Goal of the exercise:
Whenever a line in the data holds the string "MainNet", pull that line out.
Recorded information START
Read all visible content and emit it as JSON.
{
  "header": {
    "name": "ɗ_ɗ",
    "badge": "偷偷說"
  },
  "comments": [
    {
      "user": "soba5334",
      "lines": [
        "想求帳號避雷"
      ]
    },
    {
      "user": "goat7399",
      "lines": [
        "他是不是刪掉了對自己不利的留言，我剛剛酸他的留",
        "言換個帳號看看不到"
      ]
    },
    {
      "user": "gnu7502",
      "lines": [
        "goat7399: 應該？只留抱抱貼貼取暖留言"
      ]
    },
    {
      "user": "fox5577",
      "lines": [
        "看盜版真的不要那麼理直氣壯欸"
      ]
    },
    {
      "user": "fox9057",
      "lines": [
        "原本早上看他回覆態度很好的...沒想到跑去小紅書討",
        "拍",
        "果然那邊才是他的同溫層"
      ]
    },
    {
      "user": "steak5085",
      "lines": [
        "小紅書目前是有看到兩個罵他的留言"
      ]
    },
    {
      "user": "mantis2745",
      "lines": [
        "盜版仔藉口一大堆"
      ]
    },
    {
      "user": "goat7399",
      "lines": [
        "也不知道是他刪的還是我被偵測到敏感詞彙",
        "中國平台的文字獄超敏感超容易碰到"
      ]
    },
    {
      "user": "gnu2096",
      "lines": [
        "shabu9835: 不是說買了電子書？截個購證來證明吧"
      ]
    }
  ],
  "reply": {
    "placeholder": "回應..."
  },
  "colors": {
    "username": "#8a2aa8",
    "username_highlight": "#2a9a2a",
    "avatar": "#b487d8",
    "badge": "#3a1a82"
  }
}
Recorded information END
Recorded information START
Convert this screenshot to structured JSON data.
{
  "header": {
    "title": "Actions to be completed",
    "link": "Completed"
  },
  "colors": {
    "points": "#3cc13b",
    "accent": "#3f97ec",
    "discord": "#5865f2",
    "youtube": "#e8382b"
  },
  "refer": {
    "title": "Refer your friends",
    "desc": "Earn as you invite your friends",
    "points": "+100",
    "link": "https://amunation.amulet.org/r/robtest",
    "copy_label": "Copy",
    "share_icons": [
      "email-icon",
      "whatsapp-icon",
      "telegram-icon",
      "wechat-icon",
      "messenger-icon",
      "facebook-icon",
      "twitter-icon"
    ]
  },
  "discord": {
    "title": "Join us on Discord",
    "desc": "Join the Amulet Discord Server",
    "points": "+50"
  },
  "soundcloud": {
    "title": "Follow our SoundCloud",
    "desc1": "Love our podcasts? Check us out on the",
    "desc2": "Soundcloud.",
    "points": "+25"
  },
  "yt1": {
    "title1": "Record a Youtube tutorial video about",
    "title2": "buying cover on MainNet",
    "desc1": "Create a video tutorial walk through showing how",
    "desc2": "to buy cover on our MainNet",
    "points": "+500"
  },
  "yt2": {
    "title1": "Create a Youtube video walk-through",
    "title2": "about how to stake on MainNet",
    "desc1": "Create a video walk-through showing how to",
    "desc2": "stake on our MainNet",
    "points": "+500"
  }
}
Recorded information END
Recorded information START
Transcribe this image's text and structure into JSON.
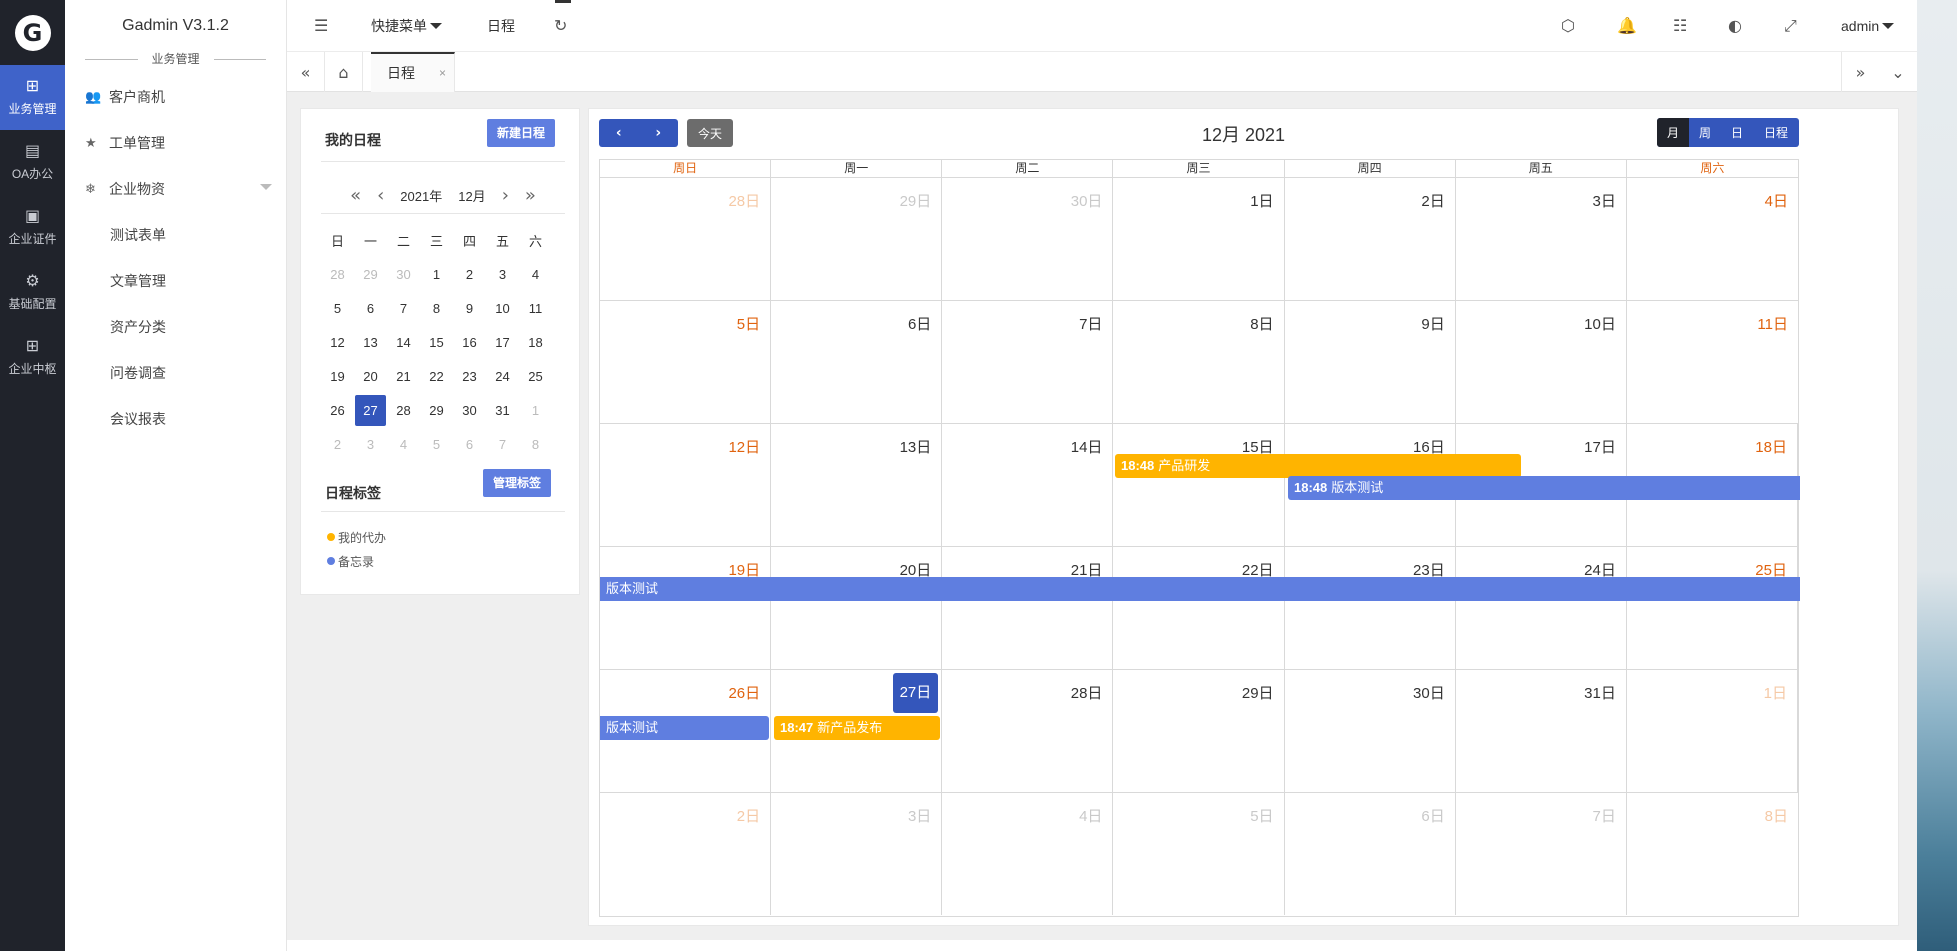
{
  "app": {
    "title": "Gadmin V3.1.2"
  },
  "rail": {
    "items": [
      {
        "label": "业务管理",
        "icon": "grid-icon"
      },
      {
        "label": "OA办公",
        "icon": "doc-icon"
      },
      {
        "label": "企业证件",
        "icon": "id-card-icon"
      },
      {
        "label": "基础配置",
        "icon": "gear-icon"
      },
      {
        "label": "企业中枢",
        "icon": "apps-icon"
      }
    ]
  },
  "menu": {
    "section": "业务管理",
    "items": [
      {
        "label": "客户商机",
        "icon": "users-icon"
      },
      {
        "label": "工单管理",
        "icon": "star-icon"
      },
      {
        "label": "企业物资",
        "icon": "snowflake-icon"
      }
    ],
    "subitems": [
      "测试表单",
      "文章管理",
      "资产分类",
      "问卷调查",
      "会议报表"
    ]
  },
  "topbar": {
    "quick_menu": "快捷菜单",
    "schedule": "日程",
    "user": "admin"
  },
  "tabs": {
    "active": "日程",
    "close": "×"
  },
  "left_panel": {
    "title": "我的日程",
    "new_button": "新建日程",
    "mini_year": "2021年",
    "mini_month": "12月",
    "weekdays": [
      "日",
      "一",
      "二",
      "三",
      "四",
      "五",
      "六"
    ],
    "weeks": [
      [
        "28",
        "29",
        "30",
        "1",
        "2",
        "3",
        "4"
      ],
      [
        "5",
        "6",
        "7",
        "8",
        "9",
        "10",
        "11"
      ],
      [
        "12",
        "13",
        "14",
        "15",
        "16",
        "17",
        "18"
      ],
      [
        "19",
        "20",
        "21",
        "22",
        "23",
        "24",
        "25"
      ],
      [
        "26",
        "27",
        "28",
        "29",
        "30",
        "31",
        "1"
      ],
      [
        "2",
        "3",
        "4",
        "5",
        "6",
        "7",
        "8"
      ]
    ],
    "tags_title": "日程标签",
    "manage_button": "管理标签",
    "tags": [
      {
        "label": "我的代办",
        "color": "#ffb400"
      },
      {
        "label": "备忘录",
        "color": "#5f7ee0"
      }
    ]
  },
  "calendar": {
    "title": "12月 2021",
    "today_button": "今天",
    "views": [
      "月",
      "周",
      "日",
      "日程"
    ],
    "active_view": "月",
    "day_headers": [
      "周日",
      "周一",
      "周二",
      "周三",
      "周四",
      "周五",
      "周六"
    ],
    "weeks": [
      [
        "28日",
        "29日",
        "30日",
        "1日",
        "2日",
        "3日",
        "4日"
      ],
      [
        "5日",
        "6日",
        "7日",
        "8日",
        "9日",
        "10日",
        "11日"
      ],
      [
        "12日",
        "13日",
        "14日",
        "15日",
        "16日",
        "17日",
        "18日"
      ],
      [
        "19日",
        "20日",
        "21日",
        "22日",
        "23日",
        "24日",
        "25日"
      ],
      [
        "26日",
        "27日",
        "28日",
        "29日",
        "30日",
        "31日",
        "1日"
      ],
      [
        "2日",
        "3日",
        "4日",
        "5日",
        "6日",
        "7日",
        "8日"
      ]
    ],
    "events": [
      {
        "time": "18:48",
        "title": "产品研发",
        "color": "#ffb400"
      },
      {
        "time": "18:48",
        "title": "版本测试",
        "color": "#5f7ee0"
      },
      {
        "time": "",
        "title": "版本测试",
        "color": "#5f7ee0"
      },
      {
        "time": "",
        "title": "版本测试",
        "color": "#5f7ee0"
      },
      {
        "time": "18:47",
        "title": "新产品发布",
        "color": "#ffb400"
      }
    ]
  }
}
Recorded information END
Solution for this problem:
    "title2": "buying cover on MainNet",
    "desc2": "to buy cover on our MainNet",
    "title2": "about how to stake on MainNet",
    "desc2": "stake on our MainNet",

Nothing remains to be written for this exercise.